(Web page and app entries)
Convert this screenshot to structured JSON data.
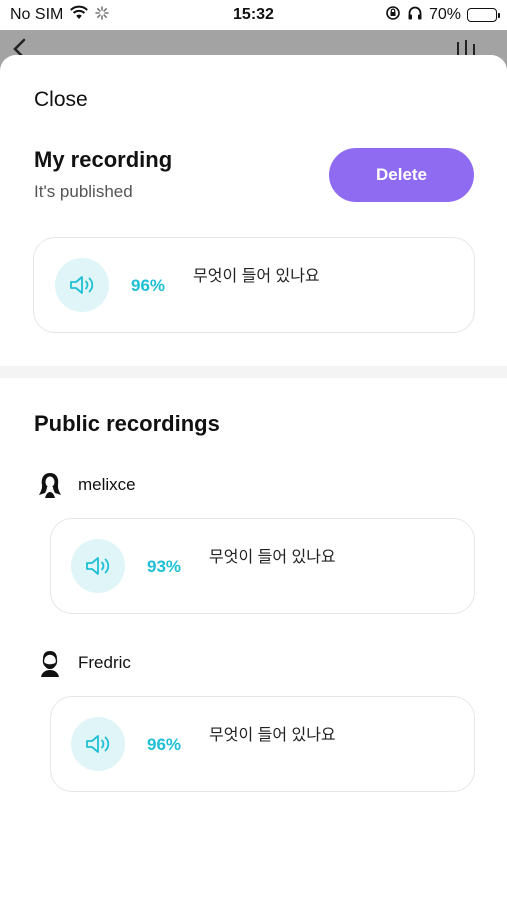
{
  "status_bar": {
    "carrier": "No SIM",
    "time": "15:32",
    "battery": "70%",
    "battery_level": 0.7
  },
  "sheet": {
    "close_label": "Close",
    "my_recording": {
      "title": "My recording",
      "subtitle": "It's published",
      "delete_label": "Delete",
      "score": "96%",
      "phrase": "무엇이 들어 있나요"
    },
    "public": {
      "title": "Public recordings",
      "items": [
        {
          "user": "melixce",
          "score": "93%",
          "phrase": "무엇이 들어 있나요"
        },
        {
          "user": "Fredric",
          "score": "96%",
          "phrase": "무엇이 들어 있나요"
        }
      ]
    }
  },
  "colors": {
    "accent_purple": "#8f6bf2",
    "score_cyan": "#1fc0d6",
    "speaker_bg": "#dff5f8"
  },
  "icons": [
    "wifi-icon",
    "loading-icon",
    "rotation-lock-icon",
    "headphones-icon",
    "battery-icon",
    "back-arrow-icon",
    "speaker-icon",
    "user-avatar-icon"
  ]
}
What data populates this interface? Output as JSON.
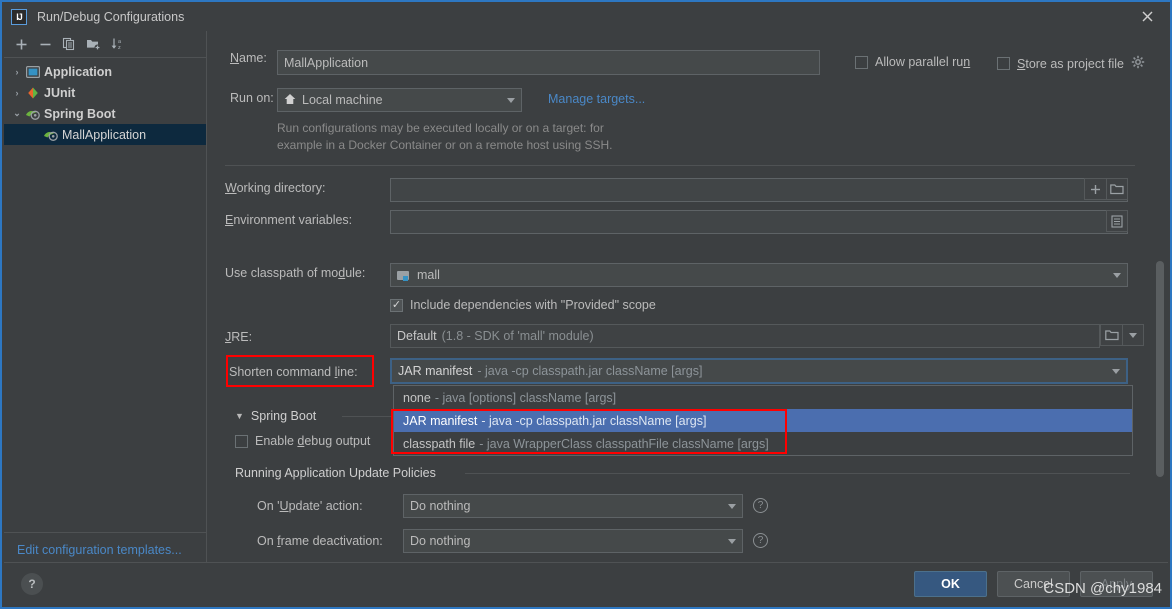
{
  "window": {
    "title": "Run/Debug Configurations",
    "app_icon": "IJ",
    "close_icon": "close-icon"
  },
  "left_panel": {
    "toolbar": [
      {
        "name": "add-configuration-button",
        "glyph": "+"
      },
      {
        "name": "remove-configuration-button",
        "glyph": "−"
      },
      {
        "name": "copy-configuration-button",
        "glyph": "copy-icon"
      },
      {
        "name": "new-folder-button",
        "glyph": "folder-add-icon"
      },
      {
        "name": "sort-configurations-button",
        "glyph": "sort-alpha-icon"
      }
    ],
    "tree": [
      {
        "label": "Application",
        "twisty": "›",
        "icon": "application-icon",
        "level": 1,
        "selected": false,
        "bold": true
      },
      {
        "label": "JUnit",
        "twisty": "›",
        "icon": "junit-icon",
        "level": 1,
        "selected": false,
        "bold": true
      },
      {
        "label": "Spring Boot",
        "twisty": "⌄",
        "icon": "spring-boot-icon",
        "level": 1,
        "selected": false,
        "bold": true
      },
      {
        "label": "MallApplication",
        "twisty": "",
        "icon": "spring-boot-icon",
        "level": 2,
        "selected": true,
        "bold": false
      }
    ],
    "edit_templates_link": "Edit configuration templates..."
  },
  "form": {
    "name_label": "Name:",
    "name_label_mnemonic": "N",
    "name_value": "MallApplication",
    "allow_parallel_run_label": "Allow parallel run",
    "allow_parallel_run_mnemonic": "n",
    "allow_parallel_run_checked": false,
    "store_as_project_file_label": "Store as project file",
    "store_as_project_file_mnemonic": "S",
    "store_as_project_file_checked": false,
    "store_gear_icon": "gear-icon",
    "run_on_label": "Run on:",
    "run_on_value": "Local machine",
    "run_on_icon": "home-icon",
    "manage_targets_link": "Manage targets...",
    "run_on_hint_line1": "Run configurations may be executed locally or on a target: for",
    "run_on_hint_line2": "example in a Docker Container or on a remote host using SSH.",
    "working_directory_label": "Working directory:",
    "working_directory_mnemonic": "W",
    "working_directory_value": "",
    "working_directory_insert_icon": "plus-icon",
    "working_directory_browse_icon": "folder-icon",
    "environment_variables_label": "Environment variables:",
    "environment_variables_mnemonic": "E",
    "environment_variables_value": "",
    "environment_variables_edit_icon": "list-edit-icon",
    "use_classpath_label": "Use classpath of module:",
    "use_classpath_mnemonic": "d",
    "use_classpath_value": "mall",
    "use_classpath_icon": "module-icon",
    "include_provided_label": "Include dependencies with \"Provided\" scope",
    "include_provided_checked": true,
    "jre_label": "JRE:",
    "jre_mnemonic": "J",
    "jre_value_bold": "Default",
    "jre_value_muted": "(1.8 - SDK of 'mall' module)",
    "jre_browse_icon": "folder-icon",
    "shorten_command_line_label": "Shorten command line:",
    "shorten_command_line_mnemonic": "l",
    "shorten_command_line_value_bold": "JAR manifest",
    "shorten_command_line_value_muted": "- java -cp classpath.jar className [args]",
    "spring_boot_section": "Spring Boot",
    "enable_debug_output_label": "Enable debug output",
    "enable_debug_output_mnemonic": "d",
    "enable_debug_output_checked": false,
    "update_policies_section": "Running Application Update Policies",
    "on_update_action_label": "On 'Update' action:",
    "on_update_action_mnemonic": "U",
    "on_update_action_value": "Do nothing",
    "on_frame_deactivation_label": "On frame deactivation:",
    "on_frame_deactivation_mnemonic": "f",
    "on_frame_deactivation_value": "Do nothing",
    "help_icon": "help-icon"
  },
  "dropdown": {
    "open": true,
    "items": [
      {
        "bold": "none",
        "muted": "- java [options] className [args]",
        "selected": false
      },
      {
        "bold": "JAR manifest",
        "muted": "- java -cp classpath.jar className [args]",
        "selected": true
      },
      {
        "bold": "classpath file",
        "muted": "- java WrapperClass classpathFile className [args]",
        "selected": false
      }
    ]
  },
  "footer": {
    "help_button": "?",
    "ok_button": "OK",
    "cancel_button": "Cancel",
    "apply_button": "Apply"
  },
  "watermark": "CSDN @chy1984",
  "colors": {
    "window_bg": "#3c3f41",
    "accent_border": "#2d77c2",
    "link": "#4a88c7",
    "selection_blue": "#4b6eaf",
    "tree_selection": "#0d293e",
    "annotation_red": "#ff0000",
    "primary_button": "#365880"
  }
}
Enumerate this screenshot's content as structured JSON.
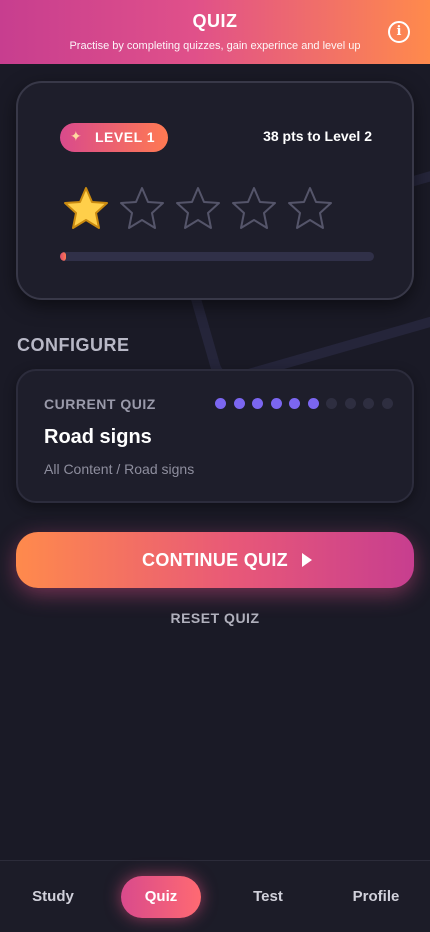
{
  "header": {
    "title": "QUIZ",
    "subtitle": "Practise by completing quizzes, gain experince and level up",
    "info_icon": "info-icon"
  },
  "level_card": {
    "level_label": "LEVEL 1",
    "sparkle_icon": "sparkles-icon",
    "points_to_next": "38 pts to Level 2",
    "stars_total": 5,
    "stars_filled": 1,
    "progress_fraction": 0.02
  },
  "configure": {
    "heading": "CONFIGURE",
    "current_quiz_label": "CURRENT QUIZ",
    "quiz_name": "Road signs",
    "quiz_path": "All Content / Road signs",
    "progress_dots_total": 10,
    "progress_dots_filled": 6
  },
  "actions": {
    "continue_label": "CONTINUE QUIZ",
    "reset_label": "RESET QUIZ"
  },
  "nav": {
    "items": [
      {
        "label": "Study",
        "active": false
      },
      {
        "label": "Quiz",
        "active": true
      },
      {
        "label": "Test",
        "active": false
      },
      {
        "label": "Profile",
        "active": false
      }
    ]
  },
  "colors": {
    "accent_pink": "#d94a8c",
    "accent_orange": "#ff8a4c",
    "dot_active": "#7b66f0",
    "star_filled": "#ffcf4a",
    "background": "#1a1a26"
  }
}
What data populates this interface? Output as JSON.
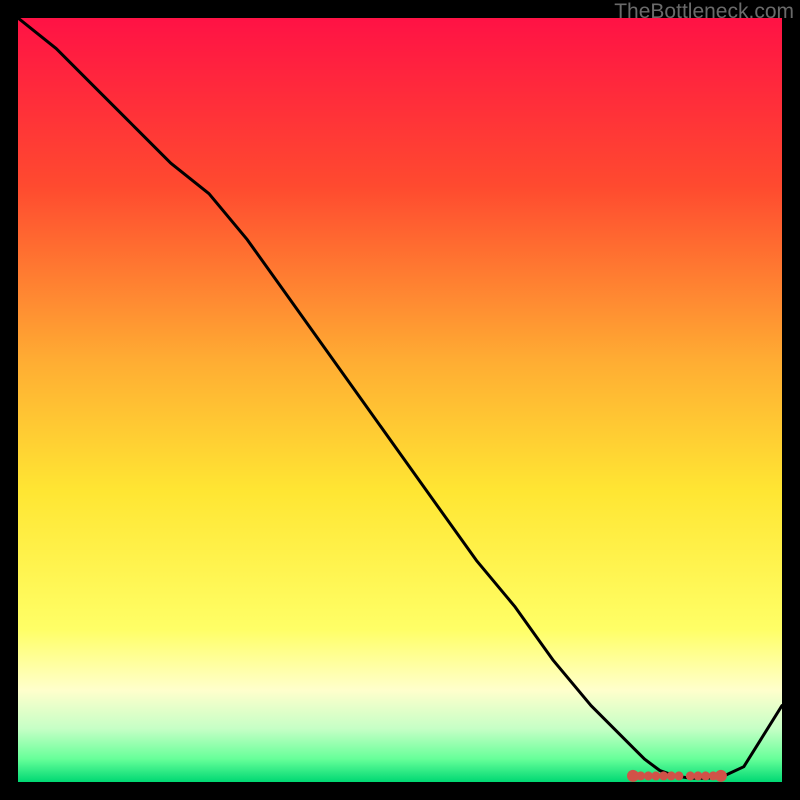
{
  "attribution": "TheBottleneck.com",
  "colors": {
    "top": "#ff1245",
    "red": "#ff3030",
    "orange": "#ff9933",
    "yellow": "#ffe633",
    "lightyellow": "#ffff99",
    "palegreen": "#c6ffc6",
    "green": "#00d873",
    "curve": "#000000",
    "marker": "#d15248",
    "background": "#000000"
  },
  "chart_data": {
    "type": "line",
    "title": "",
    "xlabel": "",
    "ylabel": "",
    "xlim": [
      0,
      100
    ],
    "ylim": [
      0,
      100
    ],
    "x": [
      0,
      5,
      10,
      15,
      20,
      25,
      30,
      35,
      40,
      45,
      50,
      55,
      60,
      65,
      70,
      75,
      80,
      82,
      84,
      86,
      88,
      90,
      92,
      95,
      100
    ],
    "values": [
      100,
      96,
      91,
      86,
      81,
      77,
      71,
      64,
      57,
      50,
      43,
      36,
      29,
      23,
      16,
      10,
      5,
      3,
      1.5,
      0.8,
      0.5,
      0.5,
      0.6,
      2,
      10
    ],
    "markers_x": [
      80.5,
      81.5,
      82.5,
      83.5,
      84.5,
      85.5,
      86.5,
      88.0,
      89.0,
      90.0,
      91.0,
      92.0
    ],
    "markers_y": [
      0.8,
      0.8,
      0.8,
      0.8,
      0.8,
      0.8,
      0.8,
      0.8,
      0.8,
      0.8,
      0.8,
      0.8
    ],
    "gradient_stops": [
      {
        "offset": 0,
        "color": "#ff1245"
      },
      {
        "offset": 22,
        "color": "#ff4a2f"
      },
      {
        "offset": 45,
        "color": "#ffad33"
      },
      {
        "offset": 62,
        "color": "#ffe633"
      },
      {
        "offset": 80,
        "color": "#ffff66"
      },
      {
        "offset": 88,
        "color": "#ffffcc"
      },
      {
        "offset": 93,
        "color": "#c6ffc6"
      },
      {
        "offset": 97,
        "color": "#66ff99"
      },
      {
        "offset": 100,
        "color": "#00d873"
      }
    ]
  }
}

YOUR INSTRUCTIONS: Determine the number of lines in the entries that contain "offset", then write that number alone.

RESPONSE BOX: 9